Hermetica : The Greek Corpus Hermeticum and the Latin Asclepius in a New English Translation, with Notes and Introduction
The Hermetica are a body of theological-philosophical texts written in late antiquity, but long believed to be much older. Their supposed author, Hermes Trismegistus, was thought to be a contemporary of Moses, and the Hermetic philosophy was regarded as an ancient theology, parallel to the received wisdom of the Bible. This first English translation based on reliable texts, together with Brian P. Copenhaver's comprehensive introduction, provide an indispensable resource to scholars in ancient philosophy and religion, early Christianity, Renaissance literature, and history, the history of science, and the occultist tradition in which the Hermetica have become canonical texts.
- Paperback | 408 pages
- 137 x 213 x 28mm | 480g
- 04 Dec 2002
- Cambridge University Press
- Cambridge, United Kingdom
- Worked examples or Exercises
Table of contents
Introduction; Bibliography; Corpus Hermeticum I; Corpus Hermeticum II; Corpus Hermeticum III; Corpus Hermeticum IV; Corpus Hermeticum V; Corpus Hermeticum VI; Corpus Hermeticum VII; Corpus Hermeticum VIII; Corpus Hermeticum IX; Corpus Hermeticum X; Corpus Hermeticum XI; Corpus Hermeticum XII; Corpus Hermeticum XIII; Corpus Hermeticum XIV; Corpus Hermeticum XV; Corpus Hermeticum XVI; Corpus Hermeticum XVII; Corpus Hermeticum XVIII; Asclepius.

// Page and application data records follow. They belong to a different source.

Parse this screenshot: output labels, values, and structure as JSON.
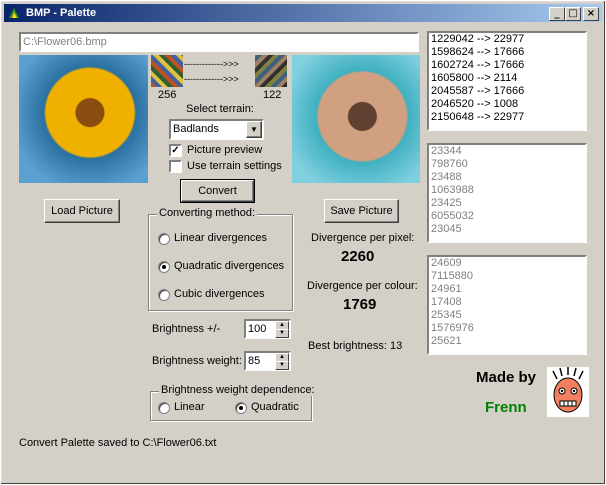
{
  "window": {
    "title": "BMP - Palette",
    "min_btn": "_",
    "max_btn": "□",
    "close_btn": "×"
  },
  "file_path": "C:\\Flower06.bmp",
  "palette": {
    "from_count": "256",
    "to_count": "122",
    "arrow": "------------->>>"
  },
  "terrain": {
    "label": "Select terrain:",
    "value": "Badlands"
  },
  "options": {
    "preview_label": "Picture preview",
    "preview_checked": true,
    "terrain_settings_label": "Use terrain settings",
    "terrain_settings_checked": false
  },
  "buttons": {
    "convert": "Convert",
    "load": "Load Picture",
    "save": "Save Picture"
  },
  "method": {
    "title": "Converting method:",
    "items": [
      "Linear divergences",
      "Quadratic divergences",
      "Cubic divergences"
    ],
    "selected": 1
  },
  "stats": {
    "per_pixel_label": "Divergence per pixel:",
    "per_pixel_value": "2260",
    "per_colour_label": "Divergence per colour:",
    "per_colour_value": "1769",
    "best_brightness_label": "Best brightness:",
    "best_brightness_value": "13"
  },
  "brightness": {
    "label": "Brightness +/-",
    "value": "100",
    "weight_label": "Brightness weight:",
    "weight_value": "85"
  },
  "dependence": {
    "title": "Brightness weight dependence:",
    "items": [
      "Linear",
      "Quadratic"
    ],
    "selected": 1
  },
  "credit": {
    "made_by": "Made by",
    "name": "Frenn",
    "name_color": "#008000"
  },
  "status": "Convert Palette saved to C:\\Flower06.txt",
  "lists": {
    "mapping": [
      "1229042 --> 22977",
      "1598624 --> 17666",
      "1602724 --> 17666",
      "1605800 --> 2114",
      "2045587 --> 17666",
      "2046520 --> 1008",
      "2150648 --> 22977"
    ],
    "list2": [
      "23344",
      "798760",
      "23488",
      "1063988",
      "23425",
      "6055032",
      "23045"
    ],
    "list3": [
      "24609",
      "7115880",
      "24961",
      "17408",
      "25345",
      "1576976",
      "25621"
    ]
  }
}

'A highly readable and reliable translation. Because it also embodies in its text and in its very extensive commentary the critical scholarship of the last ninety years, Copenhaver's translation will remain the canonical English version of the seventeen treatises of the Greek Corpus Hermeticum and the Latin Asclepius for a long time to come ... Copenhaver's introduction, which runs some sixty pages, is a wonderful summing-up of the history, literature and problems of Hermeticism from antiquity to the present day ... The commentary is virtually an encyclopedia of the scholarship ... with generous citations of the relevant literature on Neoplatonism, Christian Gnosticism, the Bible and classical religious history thrown in to complete the picture.' British Journal for the History of Science